EXERCISE BRIEF: Your copy of the entries must be exact, and it must not include the pictures.

DATA TO EXAMINE:
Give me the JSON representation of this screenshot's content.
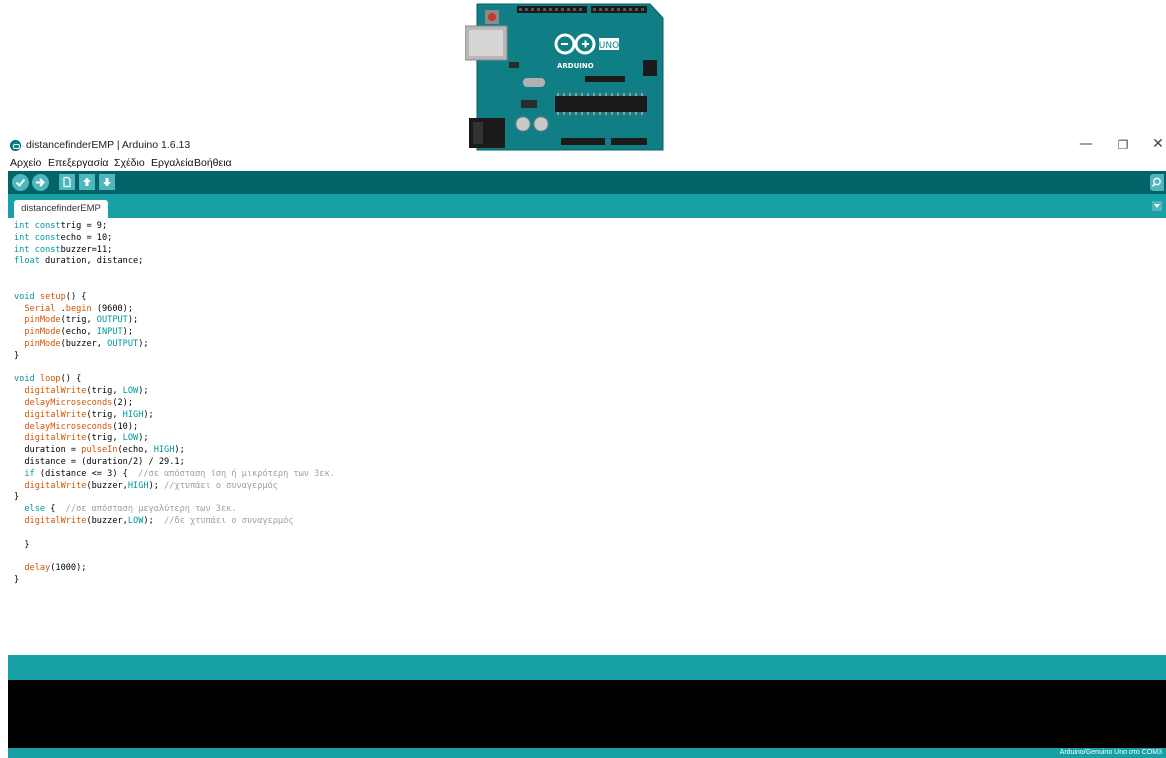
{
  "window": {
    "title": "distancefinderEMP | Arduino 1.6.13",
    "minimize": "—",
    "maximize": "❐",
    "close": "✕"
  },
  "menu": [
    "Αρχείο",
    "Επεξεργασία",
    "Σχέδιο",
    "Εργαλεία",
    "Βοήθεια"
  ],
  "board_image": {
    "logo_text": "UNO",
    "brand_text": "ARDUINO"
  },
  "toolbar": {
    "icons": [
      "verify-icon",
      "upload-icon",
      "new-icon",
      "open-icon",
      "save-icon",
      "serial-monitor-icon"
    ]
  },
  "tabs": [
    {
      "label": "distancefinderEMP"
    }
  ],
  "code": [
    [
      [
        "kw",
        "int const"
      ],
      [
        "",
        "trig = 9;"
      ]
    ],
    [
      [
        "kw",
        "int const"
      ],
      [
        "",
        "echo = 10;"
      ]
    ],
    [
      [
        "kw",
        "int const"
      ],
      [
        "",
        "buzzer=11;"
      ]
    ],
    [
      [
        "kw",
        "float"
      ],
      [
        "",
        " duration, distance;"
      ]
    ],
    [],
    [],
    [
      [
        "kw",
        "void"
      ],
      [
        "",
        " "
      ],
      [
        "fn",
        "setup"
      ],
      [
        "",
        "() {"
      ]
    ],
    [
      [
        "",
        "  "
      ],
      [
        "fn",
        "Serial"
      ],
      [
        "",
        " ."
      ],
      [
        "fn",
        "begin"
      ],
      [
        "",
        " (9600);"
      ]
    ],
    [
      [
        "",
        "  "
      ],
      [
        "fn",
        "pinMode"
      ],
      [
        "",
        "(trig, "
      ],
      [
        "kw",
        "OUTPUT"
      ],
      [
        "",
        ");"
      ]
    ],
    [
      [
        "",
        "  "
      ],
      [
        "fn",
        "pinMode"
      ],
      [
        "",
        "(echo, "
      ],
      [
        "kw",
        "INPUT"
      ],
      [
        "",
        ");"
      ]
    ],
    [
      [
        "",
        "  "
      ],
      [
        "fn",
        "pinMode"
      ],
      [
        "",
        "(buzzer, "
      ],
      [
        "kw",
        "OUTPUT"
      ],
      [
        "",
        ");"
      ]
    ],
    [
      [
        "",
        "}"
      ]
    ],
    [],
    [
      [
        "kw",
        "void"
      ],
      [
        "",
        " "
      ],
      [
        "fn",
        "loop"
      ],
      [
        "",
        "() {"
      ]
    ],
    [
      [
        "",
        "  "
      ],
      [
        "fn",
        "digitalWrite"
      ],
      [
        "",
        "(trig, "
      ],
      [
        "kw",
        "LOW"
      ],
      [
        "",
        ");"
      ]
    ],
    [
      [
        "",
        "  "
      ],
      [
        "fn",
        "delayMicroseconds"
      ],
      [
        "",
        "(2);"
      ]
    ],
    [
      [
        "",
        "  "
      ],
      [
        "fn",
        "digitalWrite"
      ],
      [
        "",
        "(trig, "
      ],
      [
        "kw",
        "HIGH"
      ],
      [
        "",
        ");"
      ]
    ],
    [
      [
        "",
        "  "
      ],
      [
        "fn",
        "delayMicroseconds"
      ],
      [
        "",
        "(10);"
      ]
    ],
    [
      [
        "",
        "  "
      ],
      [
        "fn",
        "digitalWrite"
      ],
      [
        "",
        "(trig, "
      ],
      [
        "kw",
        "LOW"
      ],
      [
        "",
        ");"
      ]
    ],
    [
      [
        "",
        "  duration = "
      ],
      [
        "fn",
        "pulseIn"
      ],
      [
        "",
        "(echo, "
      ],
      [
        "kw",
        "HIGH"
      ],
      [
        "",
        ");"
      ]
    ],
    [
      [
        "",
        "  distance = (duration/2) / 29.1;"
      ]
    ],
    [
      [
        "",
        "  "
      ],
      [
        "kw",
        "if"
      ],
      [
        "",
        " (distance <= 3) {  "
      ],
      [
        "cm",
        "//σε απόσταση ίση ή μικρότερη των 3εκ."
      ]
    ],
    [
      [
        "",
        "  "
      ],
      [
        "fn",
        "digitalWrite"
      ],
      [
        "",
        "(buzzer,"
      ],
      [
        "kw",
        "HIGH"
      ],
      [
        "",
        "); "
      ],
      [
        "cm",
        "//χτυπάει ο συναγερμός"
      ]
    ],
    [
      [
        "",
        "}"
      ]
    ],
    [
      [
        "",
        "  "
      ],
      [
        "kw",
        "else"
      ],
      [
        "",
        " {  "
      ],
      [
        "cm",
        "//σε απόσταση μεγαλύτερη των 3εκ."
      ]
    ],
    [
      [
        "",
        "  "
      ],
      [
        "fn",
        "digitalWrite"
      ],
      [
        "",
        "(buzzer,"
      ],
      [
        "kw",
        "LOW"
      ],
      [
        "",
        "); "
      ],
      [
        "cm",
        " //δε χτυπάει ο συναγερμός"
      ]
    ],
    [],
    [
      [
        "",
        "  }"
      ]
    ],
    [],
    [
      [
        "",
        "  "
      ],
      [
        "fn",
        "delay"
      ],
      [
        "",
        "(1000);"
      ]
    ],
    [
      [
        "",
        "}"
      ]
    ]
  ],
  "status": {
    "board_info": "Arduino/Genuino Uno στο COM3"
  },
  "colors": {
    "toolbar": "#006468",
    "tabbar": "#17a1a5",
    "button": "#4db7bb",
    "keyword": "#00979c",
    "function": "#d35400",
    "comment": "#95a5a6",
    "console": "#000000"
  }
}
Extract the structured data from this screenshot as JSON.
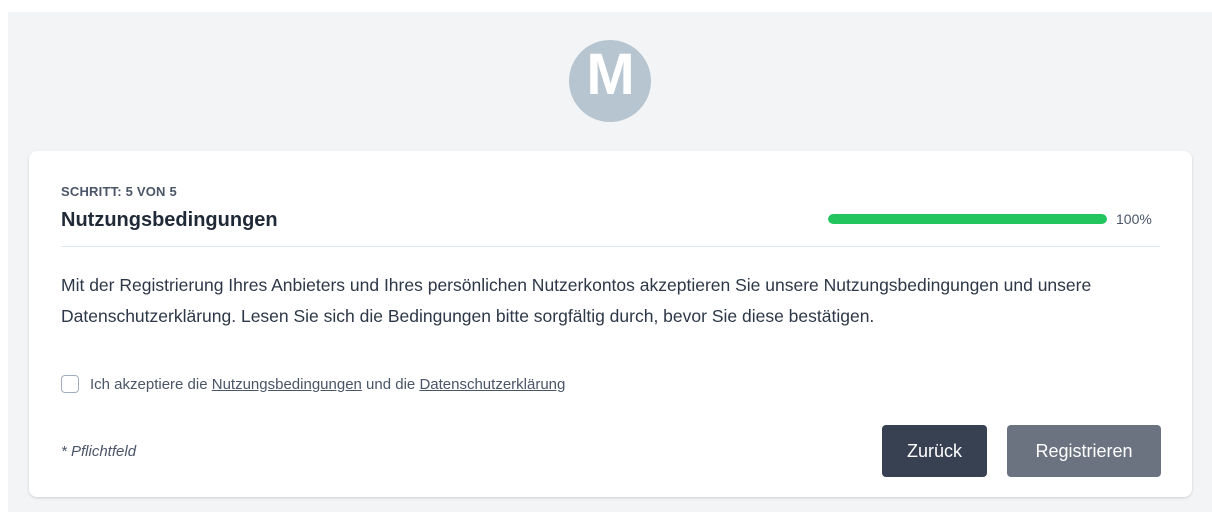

TASK OUTPUT:
Give me the JSON representation of this screenshot's content.
{
  "window": {
    "title": "distancefinderEMP | Arduino 1.6.13",
    "minimize": "—",
    "maximize": "❐",
    "close": "✕"
  },
  "menu": [
    "Αρχείο",
    "Επεξεργασία",
    "Σχέδιο",
    "Εργαλεία",
    "Βοήθεια"
  ],
  "board_image": {
    "logo_text": "UNO",
    "brand_text": "ARDUINO"
  },
  "toolbar": {
    "icons": [
      "verify-icon",
      "upload-icon",
      "new-icon",
      "open-icon",
      "save-icon",
      "serial-monitor-icon"
    ]
  },
  "tabs": [
    {
      "label": "distancefinderEMP"
    }
  ],
  "code": [
    [
      [
        "kw",
        "int const"
      ],
      [
        "",
        "trig = 9;"
      ]
    ],
    [
      [
        "kw",
        "int const"
      ],
      [
        "",
        "echo = 10;"
      ]
    ],
    [
      [
        "kw",
        "int const"
      ],
      [
        "",
        "buzzer=11;"
      ]
    ],
    [
      [
        "kw",
        "float"
      ],
      [
        "",
        " duration, distance;"
      ]
    ],
    [],
    [],
    [
      [
        "kw",
        "void"
      ],
      [
        "",
        " "
      ],
      [
        "fn",
        "setup"
      ],
      [
        "",
        "() {"
      ]
    ],
    [
      [
        "",
        "  "
      ],
      [
        "fn",
        "Serial"
      ],
      [
        "",
        " ."
      ],
      [
        "fn",
        "begin"
      ],
      [
        "",
        " (9600);"
      ]
    ],
    [
      [
        "",
        "  "
      ],
      [
        "fn",
        "pinMode"
      ],
      [
        "",
        "(trig, "
      ],
      [
        "kw",
        "OUTPUT"
      ],
      [
        "",
        ");"
      ]
    ],
    [
      [
        "",
        "  "
      ],
      [
        "fn",
        "pinMode"
      ],
      [
        "",
        "(echo, "
      ],
      [
        "kw",
        "INPUT"
      ],
      [
        "",
        ");"
      ]
    ],
    [
      [
        "",
        "  "
      ],
      [
        "fn",
        "pinMode"
      ],
      [
        "",
        "(buzzer, "
      ],
      [
        "kw",
        "OUTPUT"
      ],
      [
        "",
        ");"
      ]
    ],
    [
      [
        "",
        "}"
      ]
    ],
    [],
    [
      [
        "kw",
        "void"
      ],
      [
        "",
        " "
      ],
      [
        "fn",
        "loop"
      ],
      [
        "",
        "() {"
      ]
    ],
    [
      [
        "",
        "  "
      ],
      [
        "fn",
        "digitalWrite"
      ],
      [
        "",
        "(trig, "
      ],
      [
        "kw",
        "LOW"
      ],
      [
        "",
        ");"
      ]
    ],
    [
      [
        "",
        "  "
      ],
      [
        "fn",
        "delayMicroseconds"
      ],
      [
        "",
        "(2);"
      ]
    ],
    [
      [
        "",
        "  "
      ],
      [
        "fn",
        "digitalWrite"
      ],
      [
        "",
        "(trig, "
      ],
      [
        "kw",
        "HIGH"
      ],
      [
        "",
        ");"
      ]
    ],
    [
      [
        "",
        "  "
      ],
      [
        "fn",
        "delayMicroseconds"
      ],
      [
        "",
        "(10);"
      ]
    ],
    [
      [
        "",
        "  "
      ],
      [
        "fn",
        "digitalWrite"
      ],
      [
        "",
        "(trig, "
      ],
      [
        "kw",
        "LOW"
      ],
      [
        "",
        ");"
      ]
    ],
    [
      [
        "",
        "  duration = "
      ],
      [
        "fn",
        "pulseIn"
      ],
      [
        "",
        "(echo, "
      ],
      [
        "kw",
        "HIGH"
      ],
      [
        "",
        ");"
      ]
    ],
    [
      [
        "",
        "  distance = (duration/2) / 29.1;"
      ]
    ],
    [
      [
        "",
        "  "
      ],
      [
        "kw",
        "if"
      ],
      [
        "",
        " (distance <= 3) {  "
      ],
      [
        "cm",
        "//σε απόσταση ίση ή μικρότερη των 3εκ."
      ]
    ],
    [
      [
        "",
        "  "
      ],
      [
        "fn",
        "digitalWrite"
      ],
      [
        "",
        "(buzzer,"
      ],
      [
        "kw",
        "HIGH"
      ],
      [
        "",
        "); "
      ],
      [
        "cm",
        "//χτυπάει ο συναγερμός"
      ]
    ],
    [
      [
        "",
        "}"
      ]
    ],
    [
      [
        "",
        "  "
      ],
      [
        "kw",
        "else"
      ],
      [
        "",
        " {  "
      ],
      [
        "cm",
        "//σε απόσταση μεγαλύτερη των 3εκ."
      ]
    ],
    [
      [
        "",
        "  "
      ],
      [
        "fn",
        "digitalWrite"
      ],
      [
        "",
        "(buzzer,"
      ],
      [
        "kw",
        "LOW"
      ],
      [
        "",
        "); "
      ],
      [
        "cm",
        " //δε χτυπάει ο συναγερμός"
      ]
    ],
    [],
    [
      [
        "",
        "  }"
      ]
    ],
    [],
    [
      [
        "",
        "  "
      ],
      [
        "fn",
        "delay"
      ],
      [
        "",
        "(1000);"
      ]
    ],
    [
      [
        "",
        "}"
      ]
    ]
  ],
  "status": {
    "board_info": "Arduino/Genuino Uno στο COM3"
  },
  "colors": {
    "toolbar": "#006468",
    "tabbar": "#17a1a5",
    "button": "#4db7bb",
    "keyword": "#00979c",
    "function": "#d35400",
    "comment": "#95a5a6",
    "console": "#000000"
  }
}
Extract the structured data from this screenshot as JSON.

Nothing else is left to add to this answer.